Data to examine:
· · · ·

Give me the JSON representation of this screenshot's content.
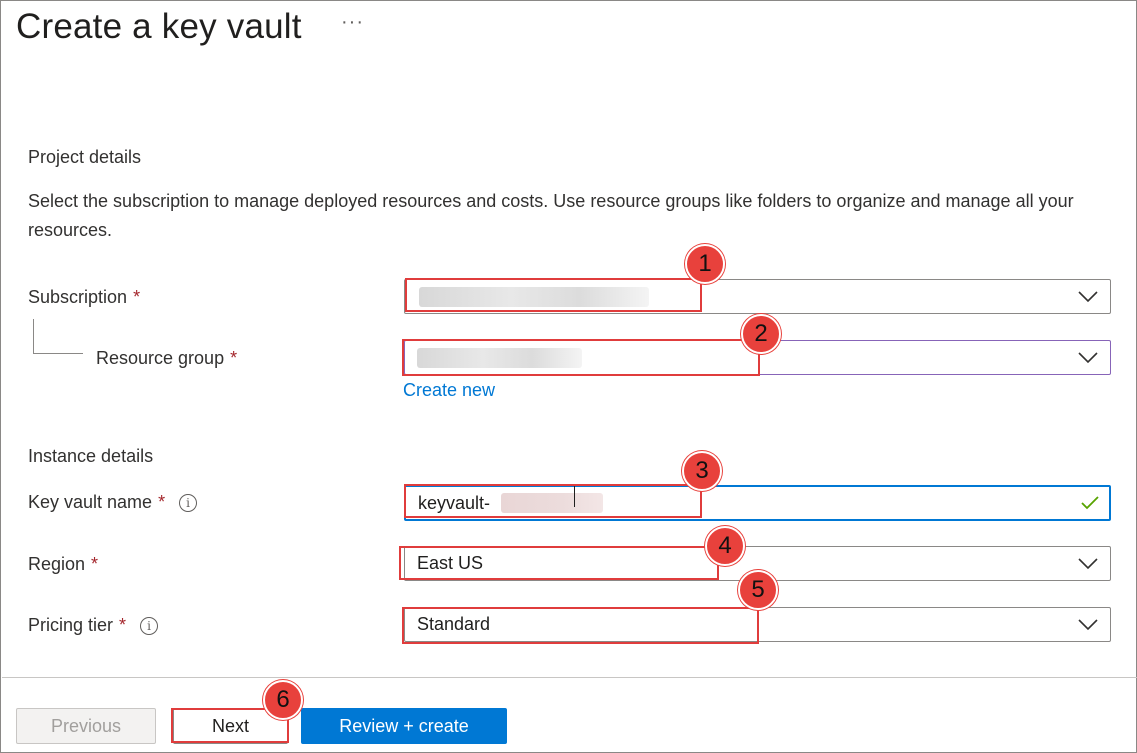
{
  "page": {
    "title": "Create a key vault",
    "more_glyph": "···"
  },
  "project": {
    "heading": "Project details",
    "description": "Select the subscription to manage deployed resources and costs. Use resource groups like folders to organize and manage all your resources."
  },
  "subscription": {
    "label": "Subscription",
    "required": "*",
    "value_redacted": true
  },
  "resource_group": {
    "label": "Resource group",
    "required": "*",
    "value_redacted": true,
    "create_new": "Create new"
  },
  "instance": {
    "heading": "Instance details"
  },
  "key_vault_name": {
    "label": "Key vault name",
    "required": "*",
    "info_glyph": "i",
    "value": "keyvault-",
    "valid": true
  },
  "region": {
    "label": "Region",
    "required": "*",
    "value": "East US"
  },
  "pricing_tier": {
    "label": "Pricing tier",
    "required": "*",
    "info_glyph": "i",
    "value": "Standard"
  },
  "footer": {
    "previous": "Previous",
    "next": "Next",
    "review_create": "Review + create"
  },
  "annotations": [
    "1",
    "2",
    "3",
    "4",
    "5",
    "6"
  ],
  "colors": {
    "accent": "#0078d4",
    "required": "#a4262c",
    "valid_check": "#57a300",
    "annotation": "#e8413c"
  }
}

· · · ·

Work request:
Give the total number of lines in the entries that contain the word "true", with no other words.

Response to the task:
3